App and web page records
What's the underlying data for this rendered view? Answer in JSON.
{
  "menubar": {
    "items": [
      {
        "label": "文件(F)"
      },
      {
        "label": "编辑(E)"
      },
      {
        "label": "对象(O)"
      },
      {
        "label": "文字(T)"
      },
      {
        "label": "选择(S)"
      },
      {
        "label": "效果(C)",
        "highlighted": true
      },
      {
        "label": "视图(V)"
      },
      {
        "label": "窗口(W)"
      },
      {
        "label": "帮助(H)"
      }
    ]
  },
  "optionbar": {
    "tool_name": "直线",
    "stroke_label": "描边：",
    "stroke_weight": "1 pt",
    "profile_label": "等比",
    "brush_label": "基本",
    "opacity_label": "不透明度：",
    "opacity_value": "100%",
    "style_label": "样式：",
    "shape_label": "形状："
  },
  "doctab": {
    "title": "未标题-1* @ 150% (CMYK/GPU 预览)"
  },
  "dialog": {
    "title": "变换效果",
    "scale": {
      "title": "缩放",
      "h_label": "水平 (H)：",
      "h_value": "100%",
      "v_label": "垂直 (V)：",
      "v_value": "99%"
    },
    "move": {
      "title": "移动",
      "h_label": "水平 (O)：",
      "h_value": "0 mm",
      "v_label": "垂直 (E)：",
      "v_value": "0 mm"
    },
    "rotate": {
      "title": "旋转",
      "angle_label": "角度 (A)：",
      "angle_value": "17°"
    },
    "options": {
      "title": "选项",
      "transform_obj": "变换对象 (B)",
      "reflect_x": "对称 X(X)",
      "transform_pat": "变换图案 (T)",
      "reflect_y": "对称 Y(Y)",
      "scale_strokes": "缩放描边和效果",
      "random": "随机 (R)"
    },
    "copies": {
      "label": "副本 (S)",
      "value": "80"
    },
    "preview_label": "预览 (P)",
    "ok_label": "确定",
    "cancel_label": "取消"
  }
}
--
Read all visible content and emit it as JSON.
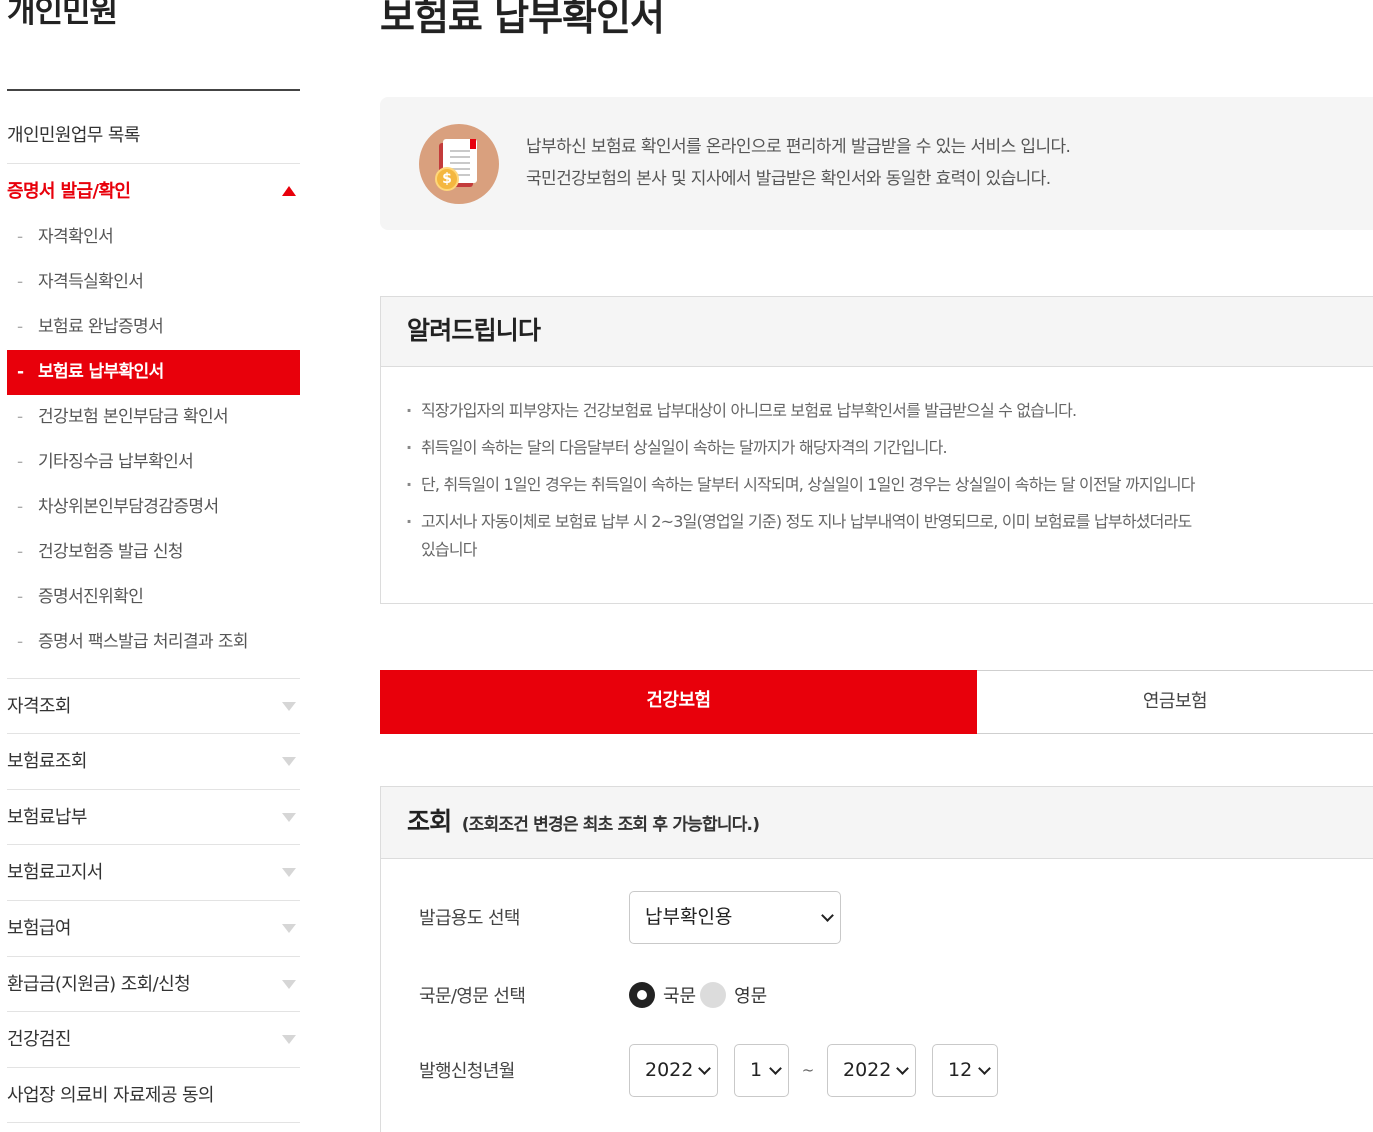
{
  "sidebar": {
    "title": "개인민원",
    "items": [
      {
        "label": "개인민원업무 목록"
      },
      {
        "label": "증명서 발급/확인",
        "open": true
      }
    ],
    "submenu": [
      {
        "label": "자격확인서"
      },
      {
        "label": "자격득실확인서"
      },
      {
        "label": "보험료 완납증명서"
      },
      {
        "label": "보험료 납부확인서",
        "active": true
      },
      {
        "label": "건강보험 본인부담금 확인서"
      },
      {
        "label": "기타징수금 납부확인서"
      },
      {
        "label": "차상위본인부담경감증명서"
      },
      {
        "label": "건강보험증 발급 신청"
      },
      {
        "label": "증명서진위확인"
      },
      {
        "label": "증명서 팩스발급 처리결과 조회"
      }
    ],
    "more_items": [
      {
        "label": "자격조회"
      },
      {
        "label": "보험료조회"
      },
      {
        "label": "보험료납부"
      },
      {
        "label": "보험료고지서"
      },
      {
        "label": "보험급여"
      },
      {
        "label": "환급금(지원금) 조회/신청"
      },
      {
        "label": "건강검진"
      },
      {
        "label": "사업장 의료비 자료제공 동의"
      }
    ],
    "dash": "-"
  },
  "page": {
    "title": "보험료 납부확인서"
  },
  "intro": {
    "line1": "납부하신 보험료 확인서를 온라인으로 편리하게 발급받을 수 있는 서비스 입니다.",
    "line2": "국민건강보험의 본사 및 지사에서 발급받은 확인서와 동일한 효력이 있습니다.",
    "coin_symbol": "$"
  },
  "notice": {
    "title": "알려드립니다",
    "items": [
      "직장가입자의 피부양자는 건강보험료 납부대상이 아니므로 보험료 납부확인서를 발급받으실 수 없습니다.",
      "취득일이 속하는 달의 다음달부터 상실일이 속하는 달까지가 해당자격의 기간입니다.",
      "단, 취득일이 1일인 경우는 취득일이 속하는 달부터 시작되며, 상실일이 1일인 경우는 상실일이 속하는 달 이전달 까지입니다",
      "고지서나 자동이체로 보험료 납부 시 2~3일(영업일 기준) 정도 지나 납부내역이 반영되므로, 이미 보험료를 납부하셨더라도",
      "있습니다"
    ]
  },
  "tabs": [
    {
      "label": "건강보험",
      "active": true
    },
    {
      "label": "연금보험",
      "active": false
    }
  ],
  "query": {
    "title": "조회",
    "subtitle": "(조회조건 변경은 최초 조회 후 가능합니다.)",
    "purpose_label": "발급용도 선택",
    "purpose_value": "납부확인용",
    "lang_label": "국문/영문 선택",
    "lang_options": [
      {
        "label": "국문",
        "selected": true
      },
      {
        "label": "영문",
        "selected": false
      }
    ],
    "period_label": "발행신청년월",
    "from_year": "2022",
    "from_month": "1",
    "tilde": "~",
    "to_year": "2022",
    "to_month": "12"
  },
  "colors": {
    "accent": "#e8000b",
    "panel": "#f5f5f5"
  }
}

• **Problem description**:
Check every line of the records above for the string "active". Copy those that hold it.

• **Your solution**:
        "active": true
      "active": true
      "active": false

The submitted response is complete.